My first mindfulness meditation was amazing, but what happened later that same day was more so…
I took a bike ride along the Burlington, Vermont waterfront and along the way passed the spot where I’d been startled several times before by a seriously deranged, mouth-frothing, loudly barking pit bull who was prevented from eating me by only a one-foot gap between me and the extent of his lead.
Passing the spot that particular day I heard only the growling bark, more subdued than usual. I didn’t see him because he didn’t come up over the bank, and I wondered why. Getting off my bike, I looked down into his yard and found him crouched by the side of a fallen limb, around which his lead had become wrapped. He was stuck in place, and he looked miserable.
Without a thought, I walked down the bank, crouched by his side, and began to untangle him. His foaming mouth and ferocious bark, inches from my face, gradually subsided, to be replaced first by a look of suspicion, then confusion, and finally gratitude. And then … he kissed me.
I gave him a pat, climbed the bank, hopped on my bike and pedaled on. It took me about a minute before it sank in. I had taken action with literally no concern for my own safety, out of pure compassion for his suffering.
What I learned in that moment was that presence (the state of mind induced by meditation) and fear cannot coexist.
How does that play out in high-stress situations?
When you practice living in a state of presence, of deep focus on the now, you see beyond what’s on the surface.

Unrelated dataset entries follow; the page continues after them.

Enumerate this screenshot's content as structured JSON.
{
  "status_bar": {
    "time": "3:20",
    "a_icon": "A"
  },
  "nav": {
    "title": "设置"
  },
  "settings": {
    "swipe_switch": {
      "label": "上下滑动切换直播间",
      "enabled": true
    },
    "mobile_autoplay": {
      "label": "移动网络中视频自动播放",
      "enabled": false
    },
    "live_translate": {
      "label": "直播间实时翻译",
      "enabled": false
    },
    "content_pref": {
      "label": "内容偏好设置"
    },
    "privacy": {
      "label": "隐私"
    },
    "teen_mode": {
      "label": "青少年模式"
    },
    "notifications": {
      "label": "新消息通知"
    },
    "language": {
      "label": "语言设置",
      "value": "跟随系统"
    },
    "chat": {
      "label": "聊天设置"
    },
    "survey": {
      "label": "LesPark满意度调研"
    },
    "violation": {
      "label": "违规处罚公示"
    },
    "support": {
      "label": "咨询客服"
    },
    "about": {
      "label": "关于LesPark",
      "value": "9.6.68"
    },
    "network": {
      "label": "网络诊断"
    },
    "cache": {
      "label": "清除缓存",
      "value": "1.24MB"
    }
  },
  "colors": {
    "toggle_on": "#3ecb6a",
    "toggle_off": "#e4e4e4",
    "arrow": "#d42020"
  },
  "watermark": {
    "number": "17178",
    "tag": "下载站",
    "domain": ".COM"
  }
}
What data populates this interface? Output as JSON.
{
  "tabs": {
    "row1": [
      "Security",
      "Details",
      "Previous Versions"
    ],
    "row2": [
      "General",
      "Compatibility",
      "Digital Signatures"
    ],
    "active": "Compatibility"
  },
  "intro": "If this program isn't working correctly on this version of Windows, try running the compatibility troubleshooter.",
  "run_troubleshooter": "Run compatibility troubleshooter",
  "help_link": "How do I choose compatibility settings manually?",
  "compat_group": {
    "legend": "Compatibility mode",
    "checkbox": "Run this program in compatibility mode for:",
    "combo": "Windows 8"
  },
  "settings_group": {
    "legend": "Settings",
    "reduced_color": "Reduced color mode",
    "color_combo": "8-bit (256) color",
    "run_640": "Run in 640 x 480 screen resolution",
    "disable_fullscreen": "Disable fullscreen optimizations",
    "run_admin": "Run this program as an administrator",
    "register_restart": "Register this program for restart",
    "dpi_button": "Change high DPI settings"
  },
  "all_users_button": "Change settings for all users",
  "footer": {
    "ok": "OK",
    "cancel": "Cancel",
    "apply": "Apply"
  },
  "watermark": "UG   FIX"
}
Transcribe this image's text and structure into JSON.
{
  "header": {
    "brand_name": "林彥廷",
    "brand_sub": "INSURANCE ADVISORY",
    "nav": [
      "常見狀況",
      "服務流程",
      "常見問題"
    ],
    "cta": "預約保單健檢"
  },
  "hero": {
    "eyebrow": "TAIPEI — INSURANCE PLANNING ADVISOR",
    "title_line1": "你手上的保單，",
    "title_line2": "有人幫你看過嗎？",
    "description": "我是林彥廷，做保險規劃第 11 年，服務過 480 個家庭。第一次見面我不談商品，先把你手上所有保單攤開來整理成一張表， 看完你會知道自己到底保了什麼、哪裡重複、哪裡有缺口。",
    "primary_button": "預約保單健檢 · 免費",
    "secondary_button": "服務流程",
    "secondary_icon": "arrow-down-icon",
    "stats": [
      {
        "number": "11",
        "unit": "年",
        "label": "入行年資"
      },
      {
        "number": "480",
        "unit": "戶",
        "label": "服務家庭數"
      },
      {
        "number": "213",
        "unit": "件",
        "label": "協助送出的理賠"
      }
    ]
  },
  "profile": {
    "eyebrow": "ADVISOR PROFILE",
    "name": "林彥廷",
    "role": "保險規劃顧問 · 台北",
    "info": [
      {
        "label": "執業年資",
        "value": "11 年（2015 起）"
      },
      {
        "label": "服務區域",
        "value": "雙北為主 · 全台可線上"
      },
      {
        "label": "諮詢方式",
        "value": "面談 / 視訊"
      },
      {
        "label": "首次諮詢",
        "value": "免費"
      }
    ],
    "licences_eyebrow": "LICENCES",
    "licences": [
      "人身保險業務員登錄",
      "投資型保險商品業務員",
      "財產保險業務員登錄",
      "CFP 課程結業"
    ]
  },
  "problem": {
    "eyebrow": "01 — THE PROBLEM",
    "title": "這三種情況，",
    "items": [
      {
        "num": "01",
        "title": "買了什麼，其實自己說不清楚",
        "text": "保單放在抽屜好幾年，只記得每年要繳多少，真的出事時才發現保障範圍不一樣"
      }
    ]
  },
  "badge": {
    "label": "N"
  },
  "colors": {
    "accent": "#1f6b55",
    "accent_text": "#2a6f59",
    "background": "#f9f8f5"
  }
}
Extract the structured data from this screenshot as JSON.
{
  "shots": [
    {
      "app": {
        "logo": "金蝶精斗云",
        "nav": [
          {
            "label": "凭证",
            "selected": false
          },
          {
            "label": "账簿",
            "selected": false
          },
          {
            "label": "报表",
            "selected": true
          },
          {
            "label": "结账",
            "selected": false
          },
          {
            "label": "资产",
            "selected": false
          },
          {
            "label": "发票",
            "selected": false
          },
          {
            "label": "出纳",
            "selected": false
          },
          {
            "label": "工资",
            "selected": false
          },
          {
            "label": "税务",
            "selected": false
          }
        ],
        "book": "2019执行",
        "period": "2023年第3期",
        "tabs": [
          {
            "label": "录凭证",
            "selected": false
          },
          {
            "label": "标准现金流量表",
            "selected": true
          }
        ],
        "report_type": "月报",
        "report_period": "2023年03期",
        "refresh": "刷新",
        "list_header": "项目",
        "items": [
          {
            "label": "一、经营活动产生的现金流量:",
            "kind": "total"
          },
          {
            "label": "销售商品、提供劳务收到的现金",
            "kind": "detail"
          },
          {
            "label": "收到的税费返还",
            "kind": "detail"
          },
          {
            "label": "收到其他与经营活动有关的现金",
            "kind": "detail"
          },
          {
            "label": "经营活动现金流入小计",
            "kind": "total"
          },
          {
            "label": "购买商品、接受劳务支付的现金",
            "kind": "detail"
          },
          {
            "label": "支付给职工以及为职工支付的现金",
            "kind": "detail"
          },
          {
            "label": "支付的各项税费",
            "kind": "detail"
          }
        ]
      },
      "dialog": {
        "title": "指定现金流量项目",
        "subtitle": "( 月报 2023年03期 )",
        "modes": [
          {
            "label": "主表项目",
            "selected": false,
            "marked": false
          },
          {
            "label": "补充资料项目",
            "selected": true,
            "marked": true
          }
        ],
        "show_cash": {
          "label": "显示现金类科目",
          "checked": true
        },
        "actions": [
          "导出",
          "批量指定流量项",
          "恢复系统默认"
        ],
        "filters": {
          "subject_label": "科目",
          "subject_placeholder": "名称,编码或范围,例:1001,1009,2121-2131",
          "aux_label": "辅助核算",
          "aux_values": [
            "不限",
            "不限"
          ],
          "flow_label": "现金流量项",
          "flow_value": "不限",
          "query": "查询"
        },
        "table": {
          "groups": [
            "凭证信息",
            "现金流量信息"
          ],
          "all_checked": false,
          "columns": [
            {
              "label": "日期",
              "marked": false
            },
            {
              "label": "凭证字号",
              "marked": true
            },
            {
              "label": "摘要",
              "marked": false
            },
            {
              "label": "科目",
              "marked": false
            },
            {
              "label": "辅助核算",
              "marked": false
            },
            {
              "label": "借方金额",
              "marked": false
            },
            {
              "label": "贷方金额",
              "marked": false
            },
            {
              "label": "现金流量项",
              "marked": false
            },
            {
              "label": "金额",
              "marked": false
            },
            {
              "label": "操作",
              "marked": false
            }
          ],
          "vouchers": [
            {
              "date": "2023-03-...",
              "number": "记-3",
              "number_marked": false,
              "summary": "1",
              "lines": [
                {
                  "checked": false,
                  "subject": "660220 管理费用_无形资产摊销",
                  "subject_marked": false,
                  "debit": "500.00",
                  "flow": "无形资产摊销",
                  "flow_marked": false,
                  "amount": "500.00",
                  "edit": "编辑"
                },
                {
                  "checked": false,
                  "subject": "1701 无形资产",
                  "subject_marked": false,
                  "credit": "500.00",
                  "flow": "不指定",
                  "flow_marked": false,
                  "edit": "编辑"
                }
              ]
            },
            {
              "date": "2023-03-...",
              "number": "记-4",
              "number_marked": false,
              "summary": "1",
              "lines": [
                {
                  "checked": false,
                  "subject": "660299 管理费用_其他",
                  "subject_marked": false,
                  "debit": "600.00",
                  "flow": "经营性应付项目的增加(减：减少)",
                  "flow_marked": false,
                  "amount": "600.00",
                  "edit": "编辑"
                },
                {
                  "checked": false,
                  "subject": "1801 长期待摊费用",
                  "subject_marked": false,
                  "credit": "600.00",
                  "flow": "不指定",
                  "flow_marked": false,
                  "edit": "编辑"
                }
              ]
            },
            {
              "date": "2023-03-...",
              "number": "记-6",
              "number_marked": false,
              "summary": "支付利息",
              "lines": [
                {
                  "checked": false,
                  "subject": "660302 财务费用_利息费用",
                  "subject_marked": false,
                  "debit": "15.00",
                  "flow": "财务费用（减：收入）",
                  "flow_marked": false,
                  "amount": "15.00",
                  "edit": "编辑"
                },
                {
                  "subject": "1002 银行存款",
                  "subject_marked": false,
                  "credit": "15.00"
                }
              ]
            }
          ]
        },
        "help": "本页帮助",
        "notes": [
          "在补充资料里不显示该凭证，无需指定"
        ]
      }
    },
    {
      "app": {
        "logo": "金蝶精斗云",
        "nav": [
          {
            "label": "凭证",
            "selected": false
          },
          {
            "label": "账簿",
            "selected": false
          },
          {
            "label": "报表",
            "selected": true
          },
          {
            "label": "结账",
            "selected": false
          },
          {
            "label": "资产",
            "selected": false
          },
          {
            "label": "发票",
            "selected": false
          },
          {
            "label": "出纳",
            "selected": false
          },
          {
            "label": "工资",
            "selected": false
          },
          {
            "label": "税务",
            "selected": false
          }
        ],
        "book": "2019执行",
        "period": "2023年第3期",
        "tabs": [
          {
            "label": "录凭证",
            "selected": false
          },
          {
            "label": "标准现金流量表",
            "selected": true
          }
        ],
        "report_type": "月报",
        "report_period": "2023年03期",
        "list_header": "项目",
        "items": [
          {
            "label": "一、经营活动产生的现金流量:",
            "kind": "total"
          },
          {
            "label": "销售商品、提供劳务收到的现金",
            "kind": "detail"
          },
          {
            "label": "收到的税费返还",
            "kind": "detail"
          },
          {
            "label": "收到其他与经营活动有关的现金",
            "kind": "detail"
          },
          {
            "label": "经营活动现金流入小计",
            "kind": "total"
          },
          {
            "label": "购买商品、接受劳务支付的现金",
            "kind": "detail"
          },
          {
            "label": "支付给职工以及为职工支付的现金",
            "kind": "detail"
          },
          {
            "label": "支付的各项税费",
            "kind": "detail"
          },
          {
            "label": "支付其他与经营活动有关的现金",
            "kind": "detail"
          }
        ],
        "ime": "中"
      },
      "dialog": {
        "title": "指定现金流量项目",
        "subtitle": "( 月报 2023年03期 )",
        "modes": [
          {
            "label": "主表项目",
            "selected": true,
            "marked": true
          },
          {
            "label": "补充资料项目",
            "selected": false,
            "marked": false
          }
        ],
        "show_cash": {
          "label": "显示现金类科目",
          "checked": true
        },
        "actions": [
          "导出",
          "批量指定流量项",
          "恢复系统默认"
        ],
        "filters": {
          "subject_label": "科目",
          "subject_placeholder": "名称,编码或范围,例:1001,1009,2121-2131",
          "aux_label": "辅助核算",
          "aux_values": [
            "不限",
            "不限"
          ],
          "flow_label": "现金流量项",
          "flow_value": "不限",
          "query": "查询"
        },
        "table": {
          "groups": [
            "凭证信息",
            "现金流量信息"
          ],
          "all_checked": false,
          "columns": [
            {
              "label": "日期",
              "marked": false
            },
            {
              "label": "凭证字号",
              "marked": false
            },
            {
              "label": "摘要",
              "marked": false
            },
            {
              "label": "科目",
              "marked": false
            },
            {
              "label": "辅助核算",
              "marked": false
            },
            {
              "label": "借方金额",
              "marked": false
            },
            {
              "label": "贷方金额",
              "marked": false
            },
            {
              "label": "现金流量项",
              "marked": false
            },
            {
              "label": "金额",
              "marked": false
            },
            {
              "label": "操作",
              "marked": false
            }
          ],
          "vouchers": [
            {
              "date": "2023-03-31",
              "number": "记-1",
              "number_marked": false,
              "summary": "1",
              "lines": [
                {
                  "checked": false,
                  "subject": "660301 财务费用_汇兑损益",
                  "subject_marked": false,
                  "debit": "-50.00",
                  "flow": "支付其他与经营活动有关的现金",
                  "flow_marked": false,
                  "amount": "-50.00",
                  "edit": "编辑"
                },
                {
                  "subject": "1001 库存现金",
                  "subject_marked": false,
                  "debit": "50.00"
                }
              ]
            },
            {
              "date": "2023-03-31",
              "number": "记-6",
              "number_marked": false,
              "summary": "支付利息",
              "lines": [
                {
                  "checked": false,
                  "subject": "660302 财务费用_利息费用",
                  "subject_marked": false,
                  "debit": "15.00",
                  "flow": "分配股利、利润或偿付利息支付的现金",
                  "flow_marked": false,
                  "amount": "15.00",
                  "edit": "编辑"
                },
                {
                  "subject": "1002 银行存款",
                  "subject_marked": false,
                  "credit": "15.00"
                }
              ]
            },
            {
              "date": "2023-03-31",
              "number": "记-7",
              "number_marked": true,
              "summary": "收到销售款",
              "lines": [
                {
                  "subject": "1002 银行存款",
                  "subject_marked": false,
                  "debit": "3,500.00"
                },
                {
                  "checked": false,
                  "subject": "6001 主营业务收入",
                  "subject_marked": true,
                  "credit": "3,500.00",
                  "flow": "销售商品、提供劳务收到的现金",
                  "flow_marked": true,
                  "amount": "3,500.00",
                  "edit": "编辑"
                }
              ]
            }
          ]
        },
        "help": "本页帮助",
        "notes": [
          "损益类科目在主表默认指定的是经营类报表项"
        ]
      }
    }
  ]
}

The illusion of danger dissolves, and with it, your fear. You act with compassion, do what needs to be done.
What moments before might have seemed like an insurmountable problem, your transformed state of consciousness allows you to see something more profound, to act in a more resourceful way, and to elevate that high-pressure situation to a vehicle for greater understanding and possibility.
None of that would be possible if you were to continue to run from every charging dog. As long as you continue to avoid confrontation, stress, and discomfort, you’ll never get to turn that beast into a lamb.
You’ll just keep getting bitten.
Getting present and leaning into your stress, into your pressure, and into your pain means being willing to feel something you’ve spent your life avoiding. Standing firm in the face of discomfort, fear, doubt, and stress takes courage; it’s not what you’ve been trained for.
The moment you lean in, to not run, your capacity for thriving in difficult situations changes instantly.
Attaining presence on a regular basis will change your life… but it requires practice and guidance. If you’re interested in exploring presence-based coaching, visit www.theanxietydoc.net, from which you can schedule a free discovery call!